(Beginning of Data for this task)
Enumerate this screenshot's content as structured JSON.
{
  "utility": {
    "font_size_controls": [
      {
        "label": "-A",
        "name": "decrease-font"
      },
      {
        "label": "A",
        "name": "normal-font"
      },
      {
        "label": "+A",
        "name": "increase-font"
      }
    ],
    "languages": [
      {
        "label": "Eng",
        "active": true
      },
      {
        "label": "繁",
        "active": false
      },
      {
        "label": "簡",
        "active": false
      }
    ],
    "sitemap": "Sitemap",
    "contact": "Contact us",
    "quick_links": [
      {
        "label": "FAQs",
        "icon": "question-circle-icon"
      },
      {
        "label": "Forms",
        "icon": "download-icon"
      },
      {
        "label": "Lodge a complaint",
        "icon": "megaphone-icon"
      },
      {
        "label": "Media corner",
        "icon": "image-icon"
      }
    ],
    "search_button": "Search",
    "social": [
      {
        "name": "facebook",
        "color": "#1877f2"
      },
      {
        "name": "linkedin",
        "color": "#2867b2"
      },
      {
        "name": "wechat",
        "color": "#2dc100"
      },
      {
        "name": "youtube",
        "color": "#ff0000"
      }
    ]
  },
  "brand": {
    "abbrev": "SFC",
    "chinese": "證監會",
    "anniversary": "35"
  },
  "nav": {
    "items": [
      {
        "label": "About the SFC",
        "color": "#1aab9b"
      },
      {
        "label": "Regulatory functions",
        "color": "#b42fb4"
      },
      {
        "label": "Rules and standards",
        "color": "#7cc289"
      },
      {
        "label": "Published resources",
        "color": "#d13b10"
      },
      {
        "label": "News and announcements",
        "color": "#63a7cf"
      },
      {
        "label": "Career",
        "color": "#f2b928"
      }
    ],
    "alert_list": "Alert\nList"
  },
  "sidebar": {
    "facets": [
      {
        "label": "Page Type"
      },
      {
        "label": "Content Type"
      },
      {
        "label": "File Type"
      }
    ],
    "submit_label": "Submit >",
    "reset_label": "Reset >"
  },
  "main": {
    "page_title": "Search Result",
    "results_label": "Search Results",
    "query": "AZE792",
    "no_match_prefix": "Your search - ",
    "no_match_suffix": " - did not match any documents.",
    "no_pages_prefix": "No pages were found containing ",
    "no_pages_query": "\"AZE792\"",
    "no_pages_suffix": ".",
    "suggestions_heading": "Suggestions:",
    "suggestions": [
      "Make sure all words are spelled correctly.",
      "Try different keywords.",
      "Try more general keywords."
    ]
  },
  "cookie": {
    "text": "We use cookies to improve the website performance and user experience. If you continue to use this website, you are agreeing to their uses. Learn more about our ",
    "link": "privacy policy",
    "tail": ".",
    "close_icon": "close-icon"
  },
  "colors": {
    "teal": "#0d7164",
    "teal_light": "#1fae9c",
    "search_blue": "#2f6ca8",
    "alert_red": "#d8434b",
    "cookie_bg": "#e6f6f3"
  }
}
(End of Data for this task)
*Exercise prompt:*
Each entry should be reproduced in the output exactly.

*Completed task:*
Enumerate this screenshot's content as structured JSON.
{
  "utility": {
    "font_size_controls": [
      {
        "label": "-A",
        "name": "decrease-font"
      },
      {
        "label": "A",
        "name": "normal-font"
      },
      {
        "label": "+A",
        "name": "increase-font"
      }
    ],
    "languages": [
      {
        "label": "Eng",
        "active": true
      },
      {
        "label": "繁",
        "active": false
      },
      {
        "label": "簡",
        "active": false
      }
    ],
    "sitemap": "Sitemap",
    "contact": "Contact us",
    "quick_links": [
      {
        "label": "FAQs",
        "icon": "question-circle-icon"
      },
      {
        "label": "Forms",
        "icon": "download-icon"
      },
      {
        "label": "Lodge a complaint",
        "icon": "megaphone-icon"
      },
      {
        "label": "Media corner",
        "icon": "image-icon"
      }
    ],
    "search_button": "Search",
    "social": [
      {
        "name": "facebook",
        "color": "#1877f2"
      },
      {
        "name": "linkedin",
        "color": "#2867b2"
      },
      {
        "name": "wechat",
        "color": "#2dc100"
      },
      {
        "name": "youtube",
        "color": "#ff0000"
      }
    ]
  },
  "brand": {
    "abbrev": "SFC",
    "chinese": "證監會",
    "anniversary": "35"
  },
  "nav": {
    "items": [
      {
        "label": "About the SFC",
        "color": "#1aab9b"
      },
      {
        "label": "Regulatory functions",
        "color": "#b42fb4"
      },
      {
        "label": "Rules and standards",
        "color": "#7cc289"
      },
      {
        "label": "Published resources",
        "color": "#d13b10"
      },
      {
        "label": "News and announcements",
        "color": "#63a7cf"
      },
      {
        "label": "Career",
        "color": "#f2b928"
      }
    ],
    "alert_list": "Alert\nList"
  },
  "sidebar": {
    "facets": [
      {
        "label": "Page Type"
      },
      {
        "label": "Content Type"
      },
      {
        "label": "File Type"
      }
    ],
    "submit_label": "Submit >",
    "reset_label": "Reset >"
  },
  "main": {
    "page_title": "Search Result",
    "results_label": "Search Results",
    "query": "AZE792",
    "no_match_prefix": "Your search - ",
    "no_match_suffix": " - did not match any documents.",
    "no_pages_prefix": "No pages were found containing ",
    "no_pages_query": "\"AZE792\"",
    "no_pages_suffix": ".",
    "suggestions_heading": "Suggestions:",
    "suggestions": [
      "Make sure all words are spelled correctly.",
      "Try different keywords.",
      "Try more general keywords."
    ]
  },
  "cookie": {
    "text": "We use cookies to improve the website performance and user experience. If you continue to use this website, you are agreeing to their uses. Learn more about our ",
    "link": "privacy policy",
    "tail": ".",
    "close_icon": "close-icon"
  },
  "colors": {
    "teal": "#0d7164",
    "teal_light": "#1fae9c",
    "search_blue": "#2f6ca8",
    "alert_red": "#d8434b",
    "cookie_bg": "#e6f6f3"
  }
}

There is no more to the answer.